### Problem
Find the string "video" in the listing below and return each line it appears in.

* * * * *

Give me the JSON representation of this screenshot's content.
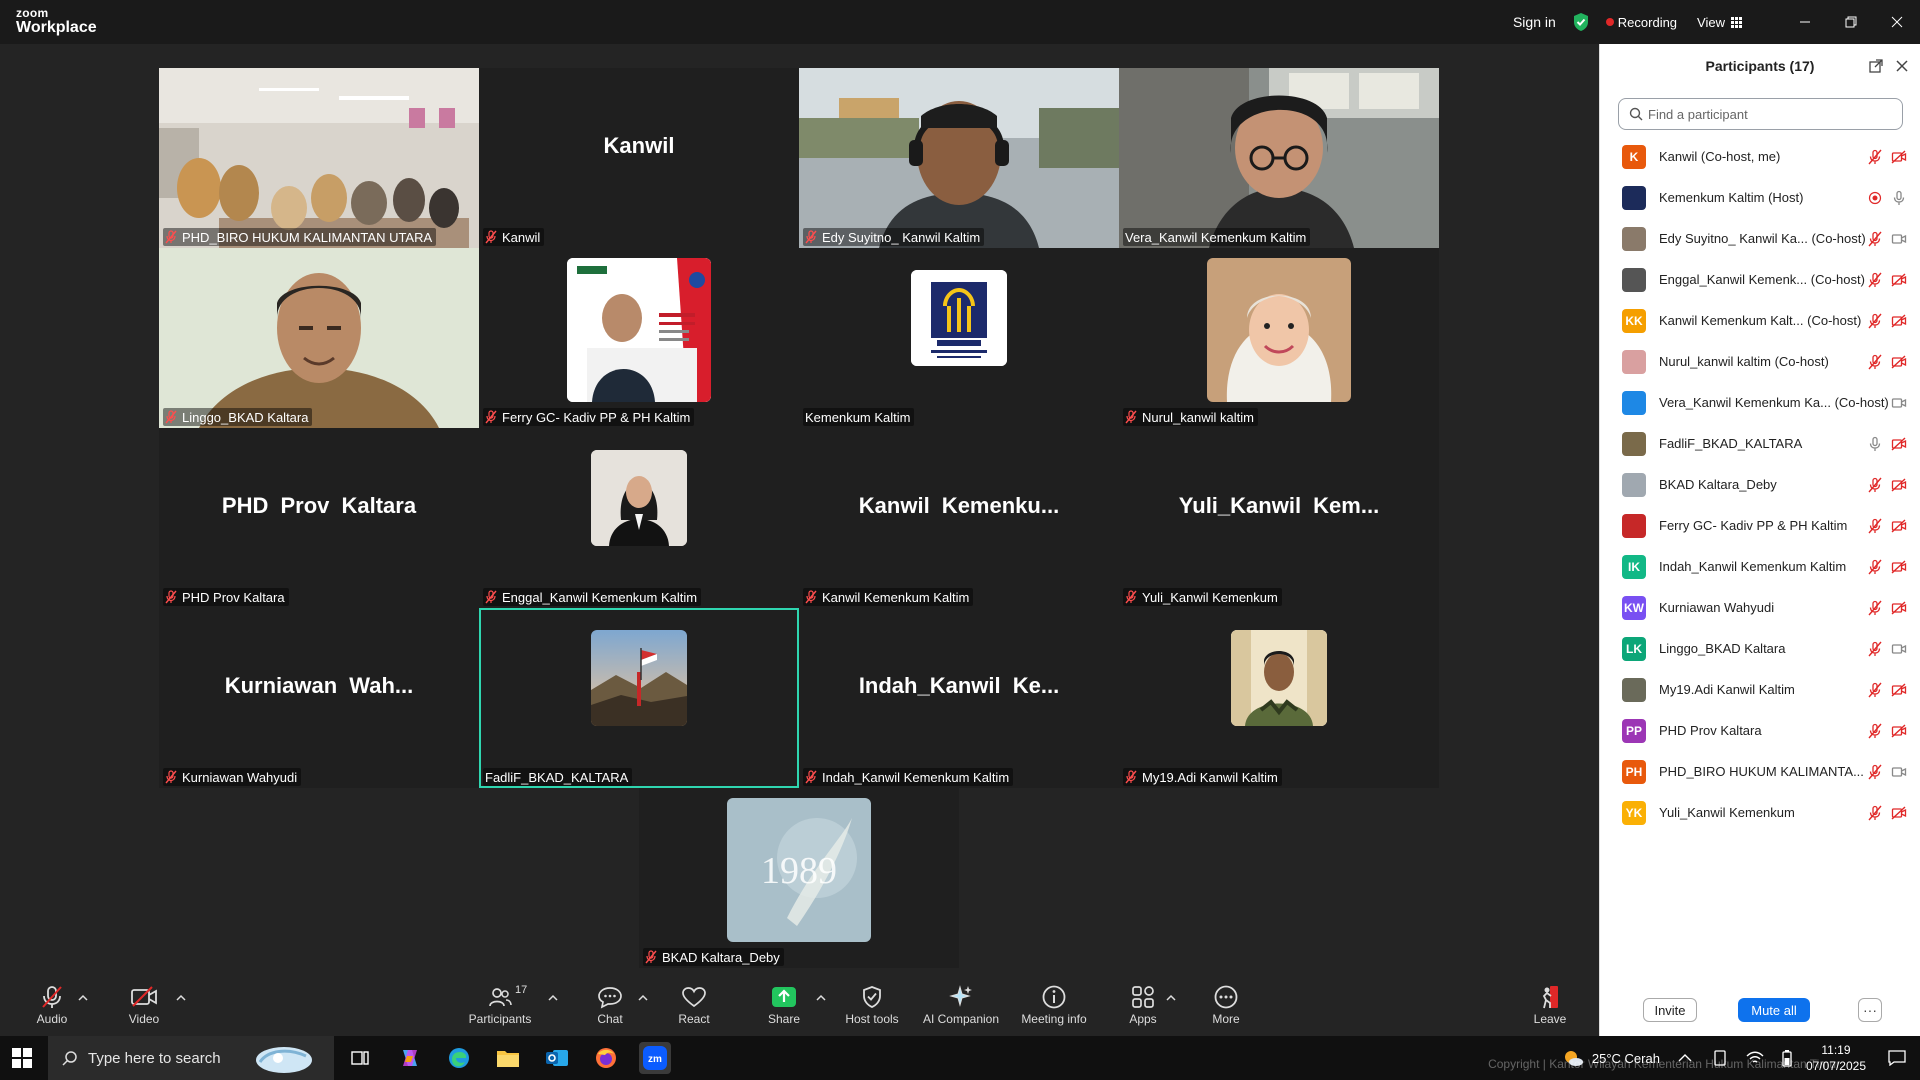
{
  "titlebar": {
    "logo_top": "zoom",
    "logo_bottom": "Workplace",
    "sign_in": "Sign in",
    "recording": "Recording",
    "view": "View"
  },
  "tiles": [
    {
      "label": "PHD_BIRO HUKUM KALIMANTAN UTARA",
      "big": "",
      "kind": "video-office"
    },
    {
      "label": "Kanwil",
      "big": "Kanwil",
      "kind": "name"
    },
    {
      "label": "Edy Suyitno_ Kanwil Kaltim",
      "big": "",
      "kind": "video-man"
    },
    {
      "label": "Vera_Kanwil Kemenkum Kaltim",
      "big": "",
      "kind": "video-woman"
    },
    {
      "label": "Linggo_BKAD Kaltara",
      "big": "",
      "kind": "video-linggo"
    },
    {
      "label": "Ferry GC- Kadiv PP & PH Kaltim",
      "big": "",
      "kind": "avatar-ferry"
    },
    {
      "label": "Kemenkum Kaltim",
      "big": "",
      "kind": "avatar-logo"
    },
    {
      "label": "Nurul_kanwil kaltim",
      "big": "",
      "kind": "avatar-nurul"
    },
    {
      "label": "PHD Prov Kaltara",
      "big": "PHD Prov Kaltara",
      "kind": "name"
    },
    {
      "label": "Enggal_Kanwil Kemenkum Kaltim",
      "big": "",
      "kind": "avatar-enggal"
    },
    {
      "label": "Kanwil Kemenkum Kaltim",
      "big": "Kanwil  Kemenku...",
      "kind": "name"
    },
    {
      "label": "Yuli_Kanwil Kemenkum",
      "big": "Yuli_Kanwil  Kem...",
      "kind": "name"
    },
    {
      "label": "Kurniawan Wahyudi",
      "big": "Kurniawan  Wah...",
      "kind": "name"
    },
    {
      "label": "FadliF_BKAD_KALTARA",
      "big": "",
      "kind": "avatar-mountain"
    },
    {
      "label": "Indah_Kanwil Kemenkum Kaltim",
      "big": "Indah_Kanwil  Ke...",
      "kind": "name"
    },
    {
      "label": "My19.Adi Kanwil Kaltim",
      "big": "",
      "kind": "avatar-adi"
    },
    {
      "label": "BKAD Kaltara_Deby",
      "big": "",
      "kind": "avatar-1989"
    }
  ],
  "tile_1989_text": "1989",
  "panel": {
    "title": "Participants (17)",
    "search_placeholder": "Find a participant",
    "invite": "Invite",
    "mute_all": "Mute all",
    "more": "···",
    "participants": [
      {
        "name": "Kanwil (Co-host, me)",
        "initials": "K",
        "color": "#e8590c",
        "mic": "muted",
        "cam": "off"
      },
      {
        "name": "Kemenkum Kaltim (Host)",
        "initials": "",
        "color": "#1c2b5a",
        "mic": "rec",
        "cam": "mic-on"
      },
      {
        "name": "Edy Suyitno_ Kanwil Ka... (Co-host)",
        "initials": "",
        "color": "#8a7a6a",
        "mic": "muted",
        "cam": "on"
      },
      {
        "name": "Enggal_Kanwil Kemenk... (Co-host)",
        "initials": "",
        "color": "#555555",
        "mic": "muted",
        "cam": "off"
      },
      {
        "name": "Kanwil Kemenkum Kalt... (Co-host)",
        "initials": "KK",
        "color": "#f59f00",
        "mic": "muted",
        "cam": "off"
      },
      {
        "name": "Nurul_kanwil kaltim (Co-host)",
        "initials": "",
        "color": "#d9a0a0",
        "mic": "muted",
        "cam": "off"
      },
      {
        "name": "Vera_Kanwil Kemenkum Ka... (Co-host)",
        "initials": "",
        "color": "#1e88e5",
        "mic": "none",
        "cam": "on"
      },
      {
        "name": "FadliF_BKAD_KALTARA",
        "initials": "",
        "color": "#7a6a4a",
        "mic": "mic-on",
        "cam": "off"
      },
      {
        "name": "BKAD Kaltara_Deby",
        "initials": "",
        "color": "#a0a8b0",
        "mic": "muted",
        "cam": "off"
      },
      {
        "name": "Ferry GC- Kadiv PP & PH Kaltim",
        "initials": "",
        "color": "#c62828",
        "mic": "muted",
        "cam": "off"
      },
      {
        "name": "Indah_Kanwil Kemenkum Kaltim",
        "initials": "IK",
        "color": "#12b886",
        "mic": "muted",
        "cam": "off"
      },
      {
        "name": "Kurniawan Wahyudi",
        "initials": "KW",
        "color": "#7950f2",
        "mic": "muted",
        "cam": "off"
      },
      {
        "name": "Linggo_BKAD Kaltara",
        "initials": "LK",
        "color": "#0ca678",
        "mic": "muted",
        "cam": "on"
      },
      {
        "name": "My19.Adi Kanwil Kaltim",
        "initials": "",
        "color": "#6a6a5a",
        "mic": "muted",
        "cam": "off"
      },
      {
        "name": "PHD Prov Kaltara",
        "initials": "PP",
        "color": "#9c36b5",
        "mic": "muted",
        "cam": "off"
      },
      {
        "name": "PHD_BIRO HUKUM KALIMANTA...",
        "initials": "PH",
        "color": "#e8590c",
        "mic": "muted",
        "cam": "on"
      },
      {
        "name": "Yuli_Kanwil Kemenkum",
        "initials": "YK",
        "color": "#fab005",
        "mic": "muted",
        "cam": "off"
      }
    ]
  },
  "toolbar": {
    "audio": "Audio",
    "video": "Video",
    "participants": "Participants",
    "participants_count": "17",
    "chat": "Chat",
    "react": "React",
    "share": "Share",
    "host_tools": "Host tools",
    "ai_companion": "AI Companion",
    "meeting_info": "Meeting info",
    "apps": "Apps",
    "more": "More",
    "leave": "Leave"
  },
  "taskbar": {
    "search_placeholder": "Type here to search",
    "weather": "25°C  Cerah",
    "time": "11:19",
    "date": "07/07/2025",
    "watermark": "Copyright | Kantor Wilayah Kementerian Hukum Kalimantan Timur"
  },
  "colors": {
    "accent": "#0e72ed",
    "active_speaker": "#2fd6b0",
    "muted_red": "#e02828",
    "share_green": "#22c55e"
  }
}
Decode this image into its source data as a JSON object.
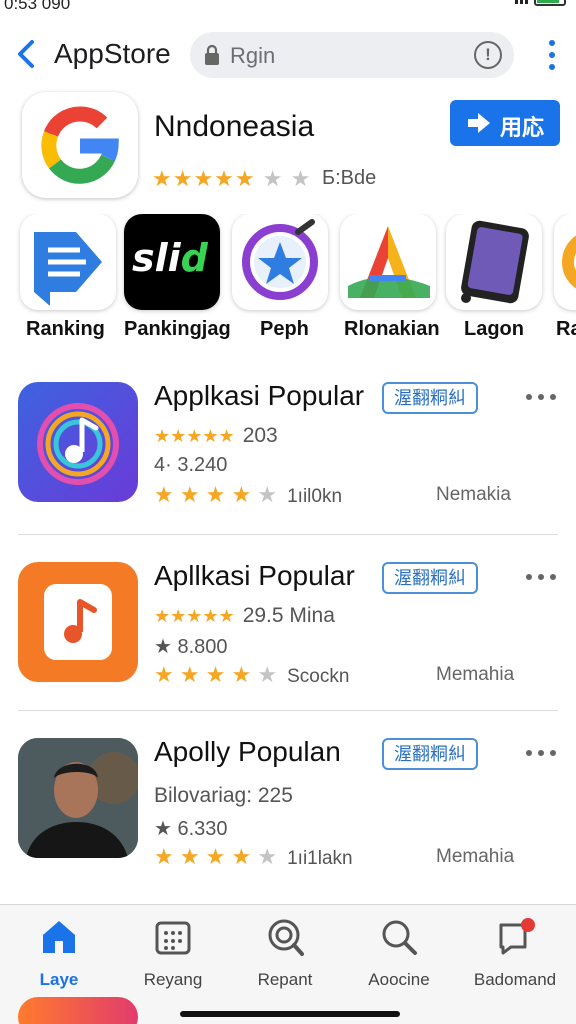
{
  "status": {
    "time": "0:53 090"
  },
  "header": {
    "title": "AppStore",
    "search_value": "Rgin",
    "search_icon": "lock-icon",
    "info_icon": "info-icon",
    "menu_icon": "more-vert-icon"
  },
  "featured": {
    "name": "Nndoneasia",
    "rating": 4,
    "sub": "Б:Bde",
    "install_label": "用応"
  },
  "categories": [
    {
      "label": "Ranking",
      "icon": "document-list-icon"
    },
    {
      "label": "Pankingjag",
      "icon": "slid-logo-icon"
    },
    {
      "label": "Peph",
      "icon": "star-circle-icon"
    },
    {
      "label": "Rlonakian",
      "icon": "triangle-logo-icon"
    },
    {
      "label": "Lagon",
      "icon": "tablet-icon"
    },
    {
      "label": "Ra",
      "icon": "partial-icon"
    }
  ],
  "apps": [
    {
      "title": "Applkasi Popular",
      "badge": "渥翻粡糾",
      "line2_stars": "★★★★★",
      "line2_text": "203",
      "line3": "4· 3.240",
      "rating": 4,
      "downloads": "1ıil0kn",
      "meta": "Nemakia",
      "icon": "music-circle-icon"
    },
    {
      "title": "Apllkasi Popular",
      "badge": "渥翻粡糾",
      "line2_stars": "★★★★★",
      "line2_text": "29.5  Mina",
      "line3": "★ 8.800",
      "rating": 4,
      "downloads": "Scockn",
      "meta": "Memahia",
      "icon": "music-note-icon"
    },
    {
      "title": "Apolly Populan",
      "badge": "渥翻粡糾",
      "line2_stars": "",
      "line2_text": "Bilovariag: 225",
      "line3": "★ 6.330",
      "rating": 4,
      "downloads": "1ıi1lakn",
      "meta": "Memahia",
      "icon": "person-photo-icon"
    }
  ],
  "nav": [
    {
      "label": "Laye",
      "icon": "home-icon",
      "active": true
    },
    {
      "label": "Reyang",
      "icon": "grid-icon",
      "active": false
    },
    {
      "label": "Repant",
      "icon": "search-badge-icon",
      "active": false
    },
    {
      "label": "Aoocine",
      "icon": "search-icon",
      "active": false
    },
    {
      "label": "Badomand",
      "icon": "notification-icon",
      "active": false
    }
  ],
  "colors": {
    "accent": "#1a73e8",
    "star": "#f5a623",
    "badge": "#4a90d9"
  }
}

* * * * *

### Completed task
      "kind": "video-office"
      "kind": "video-man"
      "kind": "video-woman"
      "kind": "video-linggo"
    "video": "Video",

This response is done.